(Data records for software interfaces)
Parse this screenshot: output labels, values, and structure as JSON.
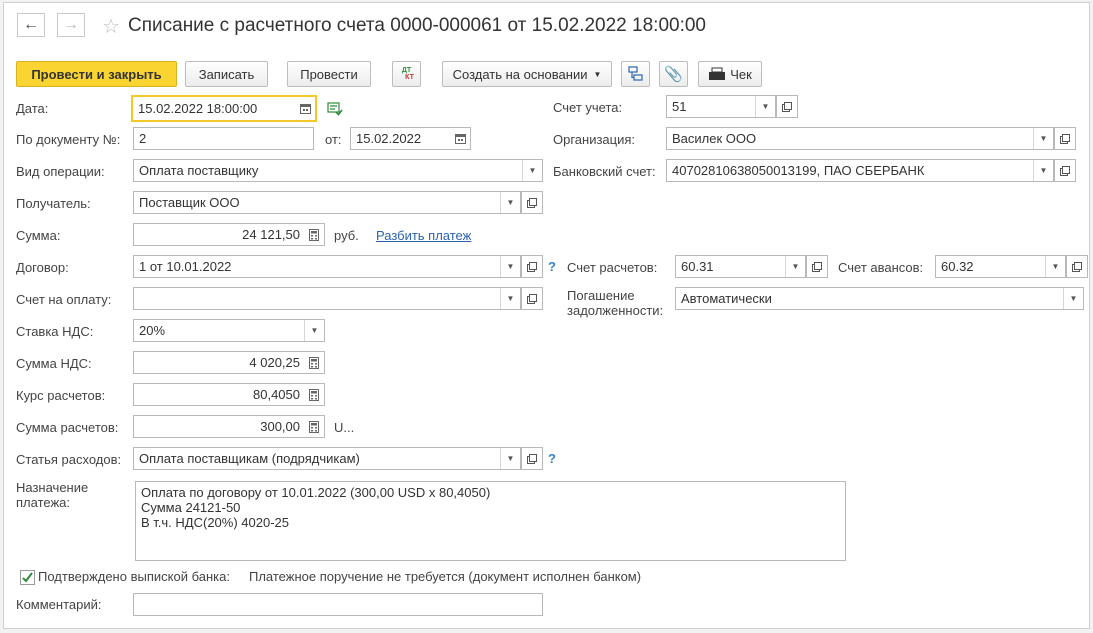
{
  "window": {
    "title": "Списание с расчетного счета 0000-000061 от 15.02.2022 18:00:00"
  },
  "toolbar": {
    "post_close": "Провести и закрыть",
    "save": "Записать",
    "post": "Провести",
    "dt_kt_top": "ДТ",
    "dt_kt_bottom": "КТ",
    "create_based": "Создать на основании",
    "check": "Чек"
  },
  "fields": {
    "date": {
      "label": "Дата:",
      "value": "15.02.2022 18:00:00"
    },
    "doc_num": {
      "label": "По документу №:",
      "value": "2"
    },
    "doc_from": {
      "label": "от:",
      "value": "15.02.2022"
    },
    "operation": {
      "label": "Вид операции:",
      "value": "Оплата поставщику"
    },
    "recipient": {
      "label": "Получатель:",
      "value": "Поставщик ООО"
    },
    "amount": {
      "label": "Сумма:",
      "value": "24 121,50",
      "currency": "руб.",
      "split_link": "Разбить платеж"
    },
    "contract": {
      "label": "Договор:",
      "value": "1 от 10.01.2022"
    },
    "invoice": {
      "label": "Счет на оплату:",
      "value": ""
    },
    "vat_rate": {
      "label": "Ставка НДС:",
      "value": "20%"
    },
    "vat_amount": {
      "label": "Сумма НДС:",
      "value": "4 020,25"
    },
    "rate": {
      "label": "Курс расчетов:",
      "value": "80,4050"
    },
    "settle_amount": {
      "label": "Сумма расчетов:",
      "value": "300,00",
      "currency": "U..."
    },
    "expense": {
      "label": "Статья расходов:",
      "value": "Оплата поставщикам (подрядчикам)"
    },
    "purpose": {
      "label_line1": "Назначение",
      "label_line2": "платежа:",
      "value": "Оплата по договору от 10.01.2022 (300,00 USD x 80,4050)\nСумма 24121-50\nВ т.ч. НДС(20%) 4020-25"
    },
    "confirmed": {
      "label": "Подтверждено выпиской банка:",
      "note": "Платежное поручение не требуется (документ исполнен банком)"
    },
    "comment": {
      "label": "Комментарий:",
      "value": ""
    },
    "account": {
      "label": "Счет учета:",
      "value": "51"
    },
    "organization": {
      "label": "Организация:",
      "value": "Василек ООО"
    },
    "bank_account": {
      "label": "Банковский счет:",
      "value": "40702810638050013199, ПАО СБЕРБАНК"
    },
    "settle_account": {
      "label": "Счет расчетов:",
      "value": "60.31"
    },
    "advance_account": {
      "label": "Счет авансов:",
      "value": "60.32"
    },
    "debt_repay": {
      "label_line1": "Погашение",
      "label_line2": "задолженности:",
      "value": "Автоматически"
    }
  },
  "colors": {
    "primary_button": "#fad532",
    "focus_border": "#f5c82a",
    "link": "#2a63b0",
    "help": "#3a83c7",
    "check": "#2e8b3a"
  }
}
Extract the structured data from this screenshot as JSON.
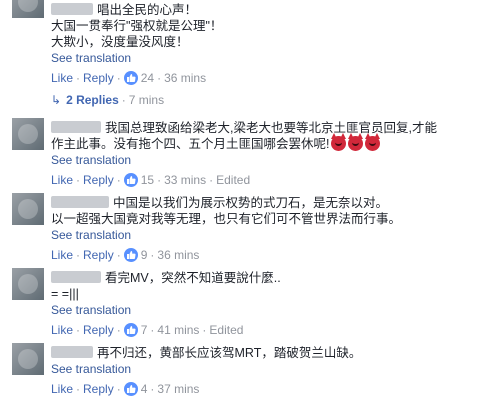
{
  "comments": [
    {
      "text_lines": [
        "唱出全民的心声！",
        "大国一贯奉行\"强权就是公理\"！",
        "大欺小，没度量没风度！"
      ],
      "see_translation": "See translation",
      "like": "Like",
      "reply": "Reply",
      "like_count": "24",
      "time": "36 mins",
      "edited": ""
    },
    {
      "text_lines": [
        "我国总理致函给梁老大,梁老大也要等北京土匪官员回复,才能",
        "作主此事。没有拖个四、五个月土匪国哪会罢休呢!"
      ],
      "see_translation": "See translation",
      "like": "Like",
      "reply": "Reply",
      "like_count": "15",
      "time": "33 mins",
      "edited": "Edited"
    },
    {
      "text_lines": [
        "中国是以我们为展示权势的式刀石，是无奈以对。",
        "以一超强大国竟对我等无理，也只有它们可不管世界法而行事。"
      ],
      "see_translation": "See translation",
      "like": "Like",
      "reply": "Reply",
      "like_count": "9",
      "time": "36 mins",
      "edited": ""
    },
    {
      "text_lines": [
        "看完MV，突然不知道要說什麼..",
        "= =|||"
      ],
      "see_translation": "See translation",
      "like": "Like",
      "reply": "Reply",
      "like_count": "7",
      "time": "41 mins",
      "edited": "Edited"
    },
    {
      "text_lines": [
        "再不归还，黄部长应该驾MRT，踏破贺兰山缺。"
      ],
      "see_translation": "See translation",
      "like": "Like",
      "reply": "Reply",
      "like_count": "4",
      "time": "37 mins",
      "edited": ""
    }
  ],
  "replies_thread": {
    "label": "2 Replies",
    "time": "7 mins"
  },
  "colors": {
    "link": "#4267b2",
    "translation": "#365899",
    "meta": "#90949c",
    "like_badge": "#5890ff",
    "devil": "#d1283a"
  }
}
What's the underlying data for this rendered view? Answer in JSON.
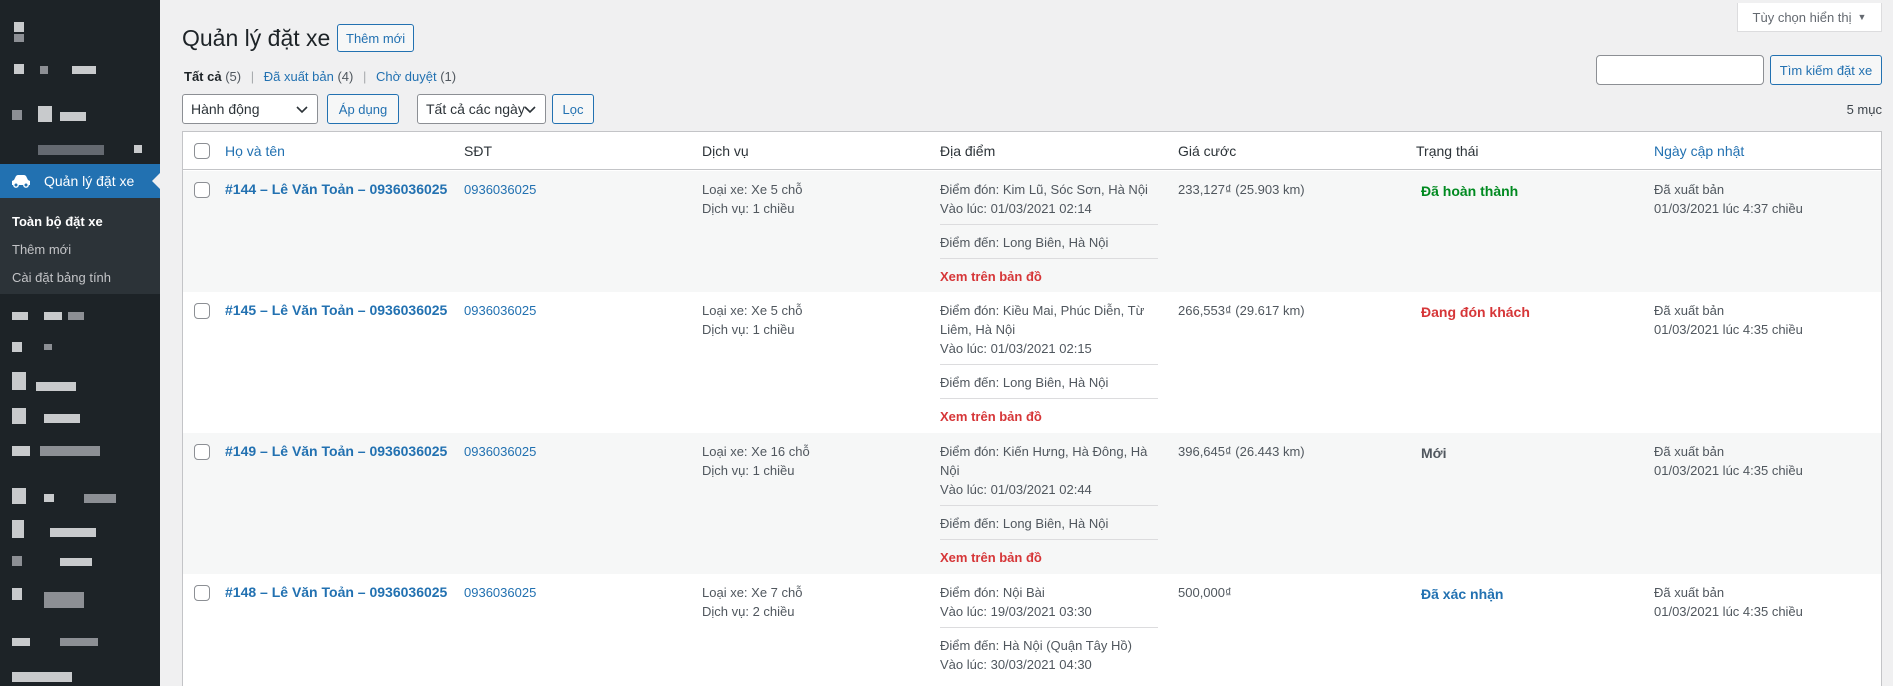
{
  "sidebar": {
    "active_menu": "Quản lý đặt xe",
    "submenu": [
      "Toàn bộ đặt xe",
      "Thêm mới",
      "Cài đặt bảng tính"
    ]
  },
  "header": {
    "title": "Quản lý đặt xe",
    "add_new": "Thêm mới",
    "screen_options": "Tùy chọn hiển thị"
  },
  "views": {
    "all": {
      "label": "Tất cả",
      "count": "(5)"
    },
    "published": {
      "label": "Đã xuất bản",
      "count": "(4)"
    },
    "pending": {
      "label": "Chờ duyệt",
      "count": "(1)"
    }
  },
  "search": {
    "value": "",
    "button": "Tìm kiếm đặt xe"
  },
  "bulk": {
    "action": "Hành động",
    "apply": "Áp dụng",
    "date": "Tất cả các ngày",
    "filter": "Lọc"
  },
  "item_count": "5 mục",
  "columns": [
    "Họ và tên",
    "SĐT",
    "Dịch vụ",
    "Địa điểm",
    "Giá cước",
    "Trạng thái",
    "Ngày cập nhật"
  ],
  "rows": [
    {
      "title": "#144 – Lê Văn Toản – 0936036025",
      "phone": "0936036025",
      "service": [
        "Loại xe: Xe 5 chỗ",
        "Dịch vụ: 1 chiều"
      ],
      "pickup": [
        "Điểm đón: Kim Lũ, Sóc Sơn, Hà Nội",
        "Vào lúc: 01/03/2021 02:14"
      ],
      "dropoff": [
        "Điểm đến: Long Biên, Hà Nội"
      ],
      "map": "Xem trên bản đồ",
      "price": "233,127₫ (25.903 km)",
      "status": "Đã hoàn thành",
      "status_color": "#008a20",
      "updated": [
        "Đã xuất bản",
        "01/03/2021 lúc 4:37 chiều"
      ]
    },
    {
      "title": "#145 – Lê Văn Toản – 0936036025",
      "phone": "0936036025",
      "service": [
        "Loại xe: Xe 5 chỗ",
        "Dịch vụ: 1 chiều"
      ],
      "pickup": [
        "Điểm đón: Kiều Mai, Phúc Diễn, Từ",
        "Liêm, Hà Nội",
        "Vào lúc: 01/03/2021 02:15"
      ],
      "dropoff": [
        "Điểm đến: Long Biên, Hà Nội"
      ],
      "map": "Xem trên bản đồ",
      "price": "266,553₫ (29.617 km)",
      "status": "Đang đón khách",
      "status_color": "#d63638",
      "updated": [
        "Đã xuất bản",
        "01/03/2021 lúc 4:35 chiều"
      ]
    },
    {
      "title": "#149 – Lê Văn Toản – 0936036025",
      "phone": "0936036025",
      "service": [
        "Loại xe: Xe 16 chỗ",
        "Dịch vụ: 1 chiều"
      ],
      "pickup": [
        "Điểm đón: Kiến Hưng, Hà Đông, Hà",
        "Nội",
        "Vào lúc: 01/03/2021 02:44"
      ],
      "dropoff": [
        "Điểm đến: Long Biên, Hà Nội"
      ],
      "map": "Xem trên bản đồ",
      "price": "396,645₫ (26.443 km)",
      "status": "Mới",
      "status_color": "#50575e",
      "updated": [
        "Đã xuất bản",
        "01/03/2021 lúc 4:35 chiều"
      ]
    },
    {
      "title": "#148 – Lê Văn Toản – 0936036025",
      "phone": "0936036025",
      "service": [
        "Loại xe: Xe 7 chỗ",
        "Dịch vụ: 2 chiều"
      ],
      "pickup": [
        "Điểm đón: Nội Bài",
        "Vào lúc: 19/03/2021 03:30"
      ],
      "dropoff": [
        "Điểm đến: Hà Nội (Quận Tây Hồ)",
        "Vào lúc: 30/03/2021 04:30"
      ],
      "map": "",
      "price": "500,000₫",
      "status": "Đã xác nhận",
      "status_color": "#2271b1",
      "updated": [
        "Đã xuất bản",
        "01/03/2021 lúc 4:35 chiều"
      ]
    }
  ]
}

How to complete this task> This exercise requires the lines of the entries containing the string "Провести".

Task answer>
    "post_close": "Провести и закрыть",
    "post": "Провести",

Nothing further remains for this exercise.